In other words, labour had failed to find its allies, to build strong communities of interest. It failed to engage working people to stop the Tory majority. It failed to find and support strong, charismatic candidates who could win against Thatcher’s Conservatives. There are lessons here for today’s labour movement.
In Canada, the link between labour and the political left has been tenuous. It’s not been uncommon for strong union towns to elect Conservatives. Only in the last federal election did we begin to see real change, thanks to a leader who was coming into his own and a populace beginning to stir against the growth of neoliberalism. With the untimely loss of Jack Layton, the New Democratic Party is struggling, doing its best to speak for working people and challenge the mean-spirited pro-business policies of the Harper government. But it needs someone to lead. And the contenders are uninspiring. Without a strong leader to pull together a true political left and all of labour, we may find ourselves in a 21st century recreation of Thatcher’s Britain.
I can’t help but wonder what Britain would be like today if Maggie had used her immense power for good. Leaned left instead of right. Danced with Bill Clinton instead of Ronald Reagan (who, incidentally, once called her the best man in England). Believed in a social safety net. In a society where people who can take care of themselves willingly take care of those who can’t. A civilized society.
The assault on labour has gained new life in the West. Neoliberalism is firmly entrenched. Even Mitt Romney has adapted Thatcher’s old campaign slogan and poster, “Labour isn’t Working”, and has parroted her statement that, “ sooner or later, you run out of other people’s money” if you live in a country where people’s taxes go to support the social policies of the left.
If Maggie wasn’t wandering through dementia, she would likely be pleased.
Perhaps I’m less compassionate than I thought.
- Thatcher shaped Labour’s left as much as its right (newstatesman.com)

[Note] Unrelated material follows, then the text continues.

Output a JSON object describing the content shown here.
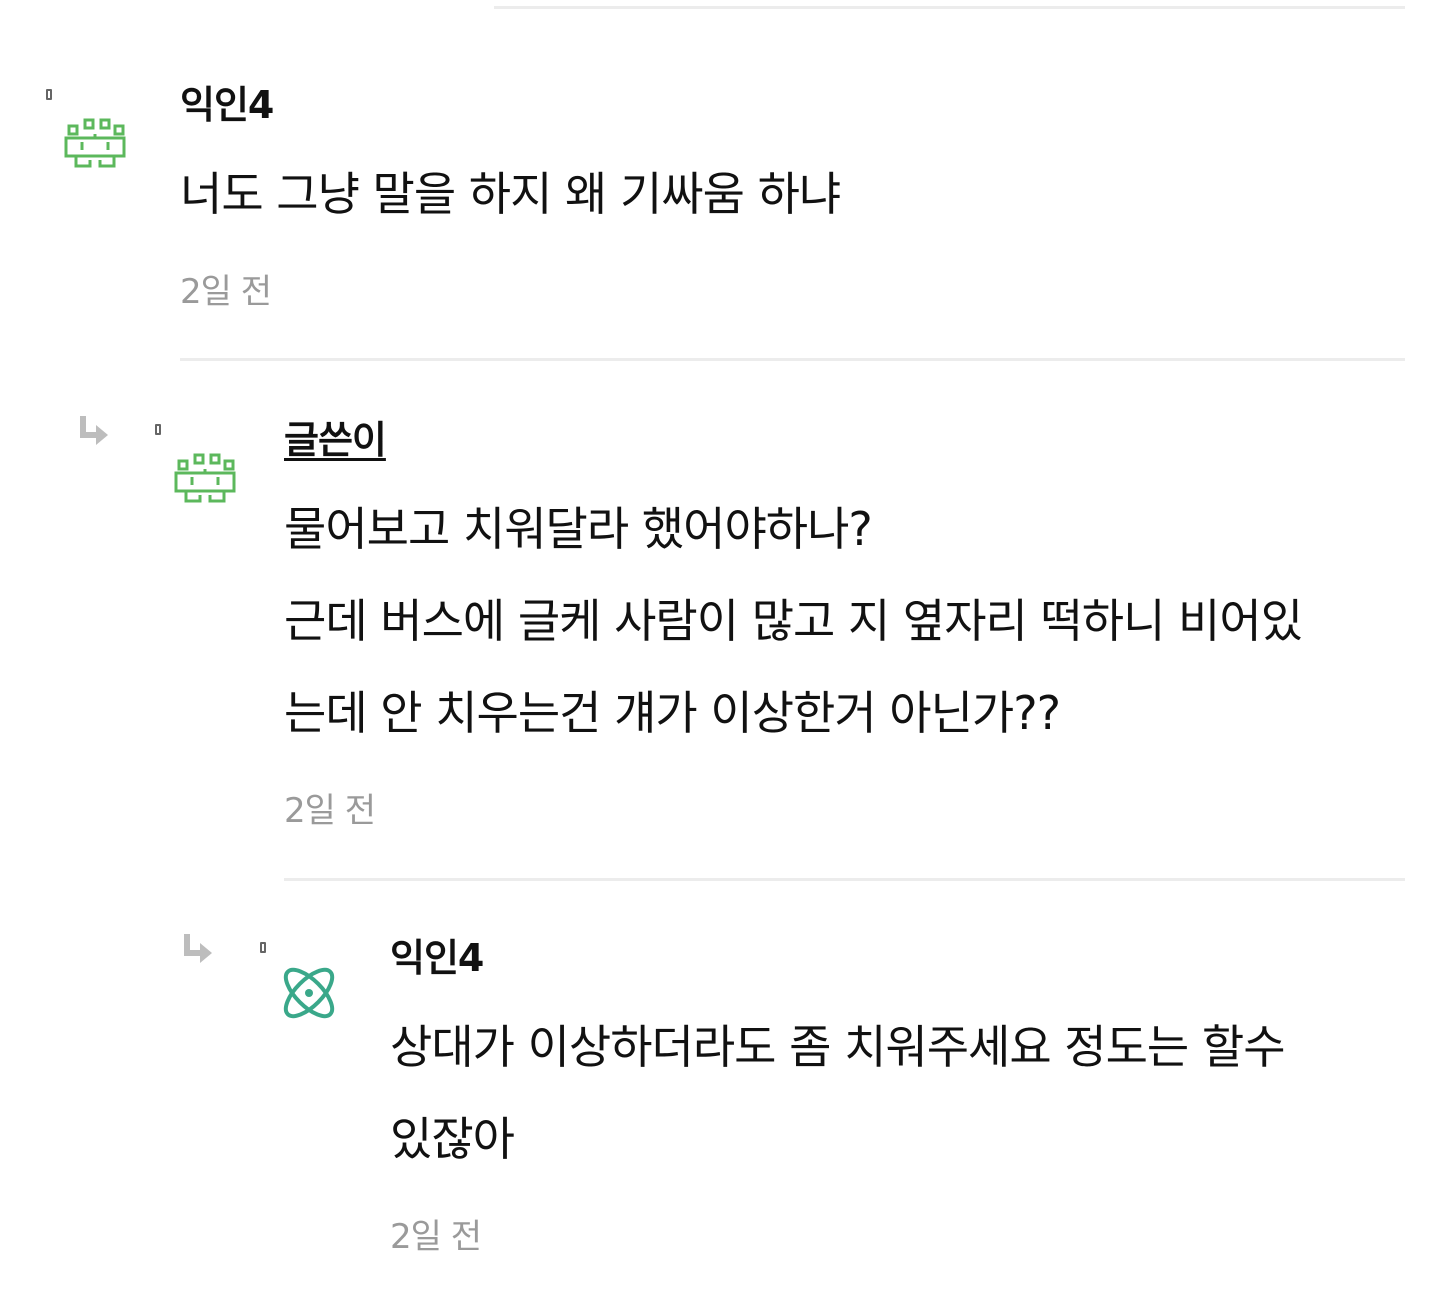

- Lauren Collins: “The Iron Lady” and Margaret Thatcher’s resurgence. (newyorker.com)
- “The Iron Lady” and Margaret Thatcher’s Legacy (blog-aauw.org)